**THE RECORDS:**
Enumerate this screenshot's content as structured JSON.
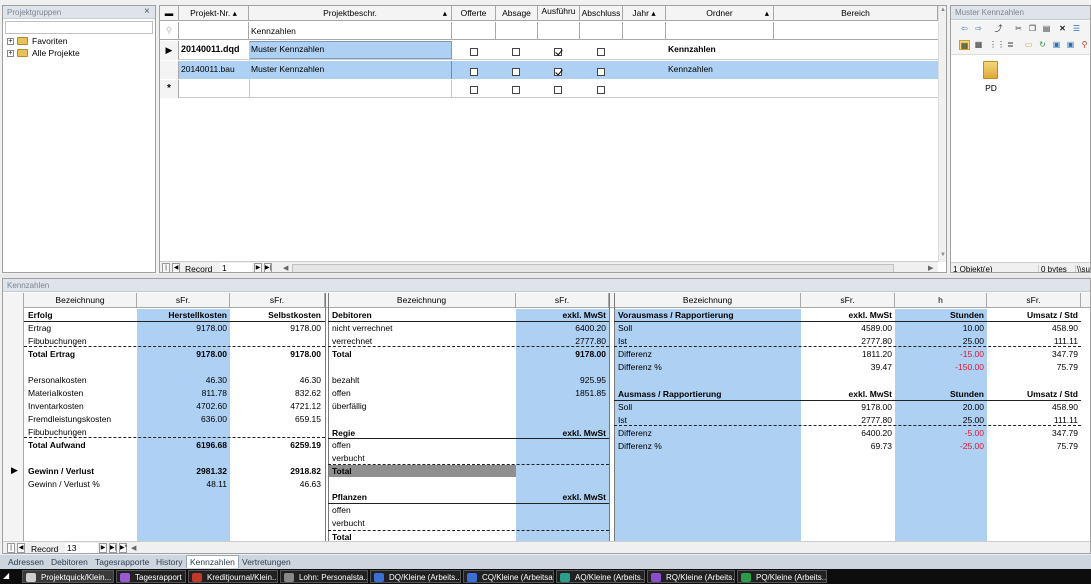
{
  "projektgruppen": {
    "title": "Projektgruppen",
    "close": "×",
    "tree": [
      {
        "label": "Favoriten"
      },
      {
        "label": "Alle Projekte"
      }
    ]
  },
  "grid": {
    "columns": [
      "Projekt-Nr.",
      "Projektbeschr.",
      "Offerte",
      "Absage",
      "Ausführu",
      "Abschluss",
      "Jahr",
      "Ordner",
      "Bereich"
    ],
    "filter": {
      "projektbeschr": "Kennzahlen"
    },
    "rows": [
      {
        "nr": "20140011.dqd",
        "beschr": "Muster Kennzahlen",
        "offerte": false,
        "absage": false,
        "ausfuehrung": true,
        "abschluss": false,
        "ordner": "Kennzahlen"
      },
      {
        "nr": "20140011.bau",
        "beschr": "Muster Kennzahlen",
        "offerte": false,
        "absage": false,
        "ausfuehrung": true,
        "abschluss": false,
        "ordner": "Kennzahlen"
      }
    ],
    "new_row_marker": "*",
    "record_label": "Record",
    "record_value": "1"
  },
  "explorer": {
    "title": "Muster Kennzahlen",
    "folder_label": "PD",
    "status_count": "1 Objekt(e)",
    "status_size": "0 bytes",
    "status_path": "\\\\su"
  },
  "kennzahlen": {
    "title": "Kennzahlen",
    "record_label": "Record",
    "record_value": "13",
    "erfolg": {
      "headers": [
        "Bezeichnung",
        "sFr.",
        "sFr."
      ],
      "section": "Erfolg",
      "col1": "Herstellkosten",
      "col2": "Selbstkosten",
      "rows": [
        {
          "label": "Ertrag",
          "v1": "9178.00",
          "v2": "9178.00",
          "bold": false
        },
        {
          "label": "Fibubuchungen",
          "v1": "",
          "v2": "",
          "bold": false
        },
        {
          "label": "Total Ertrag",
          "v1": "9178.00",
          "v2": "9178.00",
          "bold": true
        },
        {
          "label": "",
          "v1": "",
          "v2": "",
          "bold": false
        },
        {
          "label": "Personalkosten",
          "v1": "46.30",
          "v2": "46.30",
          "bold": false
        },
        {
          "label": "Materialkosten",
          "v1": "811.78",
          "v2": "832.62",
          "bold": false
        },
        {
          "label": "Inventarkosten",
          "v1": "4702.60",
          "v2": "4721.12",
          "bold": false
        },
        {
          "label": "Fremdleistungskosten",
          "v1": "636.00",
          "v2": "659.15",
          "bold": false
        },
        {
          "label": "Fibubuchungen",
          "v1": "",
          "v2": "",
          "bold": false
        },
        {
          "label": "Total Aufwand",
          "v1": "6196.68",
          "v2": "6259.19",
          "bold": true
        },
        {
          "label": "",
          "v1": "",
          "v2": "",
          "bold": false
        },
        {
          "label": "Gewinn / Verlust",
          "v1": "2981.32",
          "v2": "2918.82",
          "bold": true
        },
        {
          "label": "Gewinn / Verlust %",
          "v1": "48.11",
          "v2": "46.63",
          "bold": false
        }
      ]
    },
    "debitoren": {
      "headers": [
        "Bezeichnung",
        "sFr."
      ],
      "section": "Debitoren",
      "unit": "exkl. MwSt",
      "rows": [
        {
          "label": "nicht verrechnet",
          "v": "6400.20"
        },
        {
          "label": "verrechnet",
          "v": "2777.80"
        },
        {
          "label": "Total",
          "v": "9178.00"
        },
        {
          "label": "",
          "v": ""
        },
        {
          "label": "bezahlt",
          "v": "925.95"
        },
        {
          "label": "offen",
          "v": "1851.85"
        },
        {
          "label": "überfällig",
          "v": ""
        }
      ],
      "regie": {
        "section": "Regie",
        "unit": "exkl. MwSt",
        "rows": [
          "offen",
          "verbucht"
        ],
        "total": "Total"
      },
      "pflanzen": {
        "section": "Pflanzen",
        "unit": "exkl. MwSt",
        "rows": [
          "offen",
          "verbucht"
        ],
        "total": "Total"
      }
    },
    "vorausmass": {
      "headers": [
        "Bezeichnung",
        "sFr.",
        "h",
        "sFr."
      ],
      "section": "Vorausmass / Rapportierung",
      "units": [
        "exkl. MwSt",
        "Stunden",
        "Umsatz / Std"
      ],
      "rows": [
        {
          "label": "Soll",
          "a": "4589.00",
          "b": "10.00",
          "c": "458.90",
          "neg": false
        },
        {
          "label": "Ist",
          "a": "2777.80",
          "b": "25.00",
          "c": "111.11",
          "neg": false
        },
        {
          "label": "Differenz",
          "a": "1811.20",
          "b": "-15.00",
          "c": "347.79",
          "neg": true
        },
        {
          "label": "Differenz %",
          "a": "39.47",
          "b": "-150.00",
          "c": "75.79",
          "neg": true
        }
      ],
      "section2": "Ausmass / Rapportierung",
      "rows2": [
        {
          "label": "Soll",
          "a": "9178.00",
          "b": "20.00",
          "c": "458.90",
          "neg": false
        },
        {
          "label": "Ist",
          "a": "2777.80",
          "b": "25.00",
          "c": "111.11",
          "neg": false
        },
        {
          "label": "Differenz",
          "a": "6400.20",
          "b": "-5.00",
          "c": "347.79",
          "neg": true
        },
        {
          "label": "Differenz %",
          "a": "69.73",
          "b": "-25.00",
          "c": "75.79",
          "neg": true
        }
      ]
    }
  },
  "tabs": [
    "Adressen",
    "Debitoren",
    "Tagesrapporte",
    "History",
    "Kennzahlen",
    "Vertretungen"
  ],
  "active_tab": "Kennzahlen",
  "taskbar": [
    {
      "label": "Projektquick/Klein...",
      "color": "#cfcfcf"
    },
    {
      "label": "Tagesrapport",
      "color": "#9b59d0"
    },
    {
      "label": "Kreditjournal/Klein...",
      "color": "#c0392b"
    },
    {
      "label": "Lohn: Personalsta...",
      "color": "#888888"
    },
    {
      "label": "DQ/Kleine (Arbeits...",
      "color": "#3b6fd6"
    },
    {
      "label": "CQ/Kleine (Arbeitsa...",
      "color": "#3b6fd6"
    },
    {
      "label": "AQ/Kleine (Arbeits...",
      "color": "#2aa08a"
    },
    {
      "label": "RQ/Kleine (Arbeits...",
      "color": "#8a4fc7"
    },
    {
      "label": "PQ/Kleine (Arbeits...",
      "color": "#2a9d4a"
    }
  ],
  "colors": {
    "selected_row": "#add0f3",
    "negative": "#e0162b",
    "panel_header": "#dfe3ea"
  }
}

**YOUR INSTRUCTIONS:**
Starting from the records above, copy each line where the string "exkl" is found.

**TASK RESPONSE:**
      "unit": "exkl. MwSt",
        "unit": "exkl. MwSt",
        "unit": "exkl. MwSt",
        "exkl. MwSt",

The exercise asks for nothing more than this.